Do Europeans have the means to prevent Russia from swallowing up other parts of the former Soviet Union?

That’s not the situation we’re in, and I hope that things don’t get to that point. But one thing is clear: if Russia should reach beyond Crimea, we Europeans will take decisive measures, even if we have to put up with economic disadvantages as a result.

What consequences would it have if Russia were to be excluded from the community of leading economic powers?

The G8 is one of the most effective bodies at the international level and constitutes an international forum for dialogue in which Europe, the United States and Russia have engaged in close cooperation. Proposals made by the G8 have repeatedly paved the way towards solutions to difficult international problems. This is a valuable resource that we shouldn’t frivolously place at risk. But Russia’s actions have caused cooperation with Russia within the framework of the G8 to be suspended – correctly – for the time being. It’s now up to Russia to decide if it wants to remain part of the club in the future.

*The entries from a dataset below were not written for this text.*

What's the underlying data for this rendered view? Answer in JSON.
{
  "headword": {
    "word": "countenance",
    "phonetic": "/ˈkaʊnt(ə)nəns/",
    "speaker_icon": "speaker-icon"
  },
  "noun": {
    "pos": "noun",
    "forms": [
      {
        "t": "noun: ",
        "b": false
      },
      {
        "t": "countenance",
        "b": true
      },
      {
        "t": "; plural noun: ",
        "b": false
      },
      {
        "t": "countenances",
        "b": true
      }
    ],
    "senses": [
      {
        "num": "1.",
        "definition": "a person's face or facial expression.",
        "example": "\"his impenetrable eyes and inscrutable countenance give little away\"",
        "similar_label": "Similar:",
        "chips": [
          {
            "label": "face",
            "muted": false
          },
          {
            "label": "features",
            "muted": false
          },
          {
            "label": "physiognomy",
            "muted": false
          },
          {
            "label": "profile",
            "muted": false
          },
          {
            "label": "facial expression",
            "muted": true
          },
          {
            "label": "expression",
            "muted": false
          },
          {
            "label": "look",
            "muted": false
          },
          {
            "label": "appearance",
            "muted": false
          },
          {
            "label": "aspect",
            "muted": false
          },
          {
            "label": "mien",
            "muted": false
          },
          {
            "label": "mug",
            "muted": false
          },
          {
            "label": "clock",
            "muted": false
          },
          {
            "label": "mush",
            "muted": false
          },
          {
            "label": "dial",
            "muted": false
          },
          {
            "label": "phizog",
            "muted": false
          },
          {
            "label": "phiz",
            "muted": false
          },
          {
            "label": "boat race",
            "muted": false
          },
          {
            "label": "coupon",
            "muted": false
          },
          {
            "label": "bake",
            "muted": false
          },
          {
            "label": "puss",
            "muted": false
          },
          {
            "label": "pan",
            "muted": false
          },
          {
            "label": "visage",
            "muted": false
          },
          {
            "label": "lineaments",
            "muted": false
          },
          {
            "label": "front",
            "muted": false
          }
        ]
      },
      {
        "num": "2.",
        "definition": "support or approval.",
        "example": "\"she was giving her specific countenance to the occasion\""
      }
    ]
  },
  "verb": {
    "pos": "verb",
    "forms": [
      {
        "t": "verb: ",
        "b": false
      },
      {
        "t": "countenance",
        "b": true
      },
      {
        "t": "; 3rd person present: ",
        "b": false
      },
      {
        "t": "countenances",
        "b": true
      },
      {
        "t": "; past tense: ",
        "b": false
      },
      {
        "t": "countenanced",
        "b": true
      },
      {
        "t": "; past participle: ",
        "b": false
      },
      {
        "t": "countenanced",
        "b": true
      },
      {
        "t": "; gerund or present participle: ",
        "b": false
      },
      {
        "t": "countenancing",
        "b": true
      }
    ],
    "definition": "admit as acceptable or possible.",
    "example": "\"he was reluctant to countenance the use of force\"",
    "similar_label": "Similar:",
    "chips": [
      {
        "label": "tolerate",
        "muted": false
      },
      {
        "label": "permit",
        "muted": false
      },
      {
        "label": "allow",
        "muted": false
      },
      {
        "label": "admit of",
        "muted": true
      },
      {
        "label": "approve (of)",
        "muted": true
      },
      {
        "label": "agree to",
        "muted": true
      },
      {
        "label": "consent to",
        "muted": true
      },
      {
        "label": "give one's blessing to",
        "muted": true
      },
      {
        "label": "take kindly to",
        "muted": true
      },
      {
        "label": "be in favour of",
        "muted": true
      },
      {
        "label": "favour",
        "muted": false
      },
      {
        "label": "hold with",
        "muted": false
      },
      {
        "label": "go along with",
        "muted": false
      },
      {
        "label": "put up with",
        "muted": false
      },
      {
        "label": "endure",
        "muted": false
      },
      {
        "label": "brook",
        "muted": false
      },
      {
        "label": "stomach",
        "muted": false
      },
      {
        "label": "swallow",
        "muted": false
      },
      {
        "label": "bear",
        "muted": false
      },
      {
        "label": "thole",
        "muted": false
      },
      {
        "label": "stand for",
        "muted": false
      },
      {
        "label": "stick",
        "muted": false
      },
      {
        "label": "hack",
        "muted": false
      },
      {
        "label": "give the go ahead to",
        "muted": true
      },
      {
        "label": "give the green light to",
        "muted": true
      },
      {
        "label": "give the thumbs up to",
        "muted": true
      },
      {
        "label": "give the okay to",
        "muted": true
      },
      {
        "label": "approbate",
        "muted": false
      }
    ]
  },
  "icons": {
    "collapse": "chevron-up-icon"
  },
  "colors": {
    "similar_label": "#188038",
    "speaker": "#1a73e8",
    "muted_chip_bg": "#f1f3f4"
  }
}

German businesses are cautioning against sanctions...

I take such admonitions seriously. Economic sanctions always hurt both sides. And sanctions by themselves don’t constitute smart foreign policy. That’s why we have to remain level-headed, to think about how we want the conflict to end, and to shape our policies towards Russia in a way that does not lead to dangerous automatic reactions. In conflicts like these, even in an escalating crisis, it’s crucial to keep communication channels open and to keep holding up visible signs that say “off-ramp out of this conflict”. Only then can we avoid self‑made dead‑ends.

Is this crisis teaching us a lesson about the weakness of Europe and the West as a whole?

I see no weakness in the policies we are pursuing. It is good and important that Europe and the United States are closely coordinating their actions in this crisis. We’re sending clear messages, we’re reacting swiftly and coherently. At the same time, we remain willing to talk – and that’s true for both sides of the Atlantic. And make no mistake: in my view, it is by no means certain that the “Crimean undertaking” will turn out to be a success for Russia in the long run. Russia is already internationally isolated today. Even close allies in the Commonwealth of Independent States are keeping their distance from Moscow.

What is your advice to Kyiv?

The situation in Kyiv is extraordinarily complicated. I was able to get a sense of that myself during my talks there. The interim government has to hold the country together, prepare elections and stabilise the economic situation while simultaneously launching necessary domestic reforms. The talks I held in Kyiv and Donetsk gave me confidence. The political leaders there have clear ideas about how they want to stabilise their country. It’s an important sign that the EU and the IMF have already indicated that they are prepared to provide financial assistance to Ukraine. We’re also working on an action plan to provide Ukraine with practical assistance on top of that.

Forces of the far right were also involved in the toppling of the Ukrainian government. Is the West being naive about what is transpiring in Kyiv?

The vast majority of people on the Maidan were taking action in favour of democratic values. But we’re not turning a blind eye to the extremists on the margins. That’s why I again stated clearly to Prime Minister Yatsenyuk in Kyiv that we expect the new political leadership in Kyiv to protect the rights and interests of all Ukrainians – regardless of their background, religion or language – and to distance itself from extremists. In any event, the attempt to suppress the Russian language was a mistake that the interim government has fortunately corrected.

Can Ukraine hope to join the European Union?

Ukraine has taken a first step towards Europe by signing the political provisions of the Association Agreement. Now the main priority is to stabilise the country, politically and economically. The European Union has offered extensive financial assistance for this purpose, and this is the issue that we should be concentrating on right now. It would be good if Russia would get involved in these efforts as well.

Interview conducted by Jochen Gaugele and Claudia Kade. Reproduced with the kind permission of Die Welt.

Related content

Top of page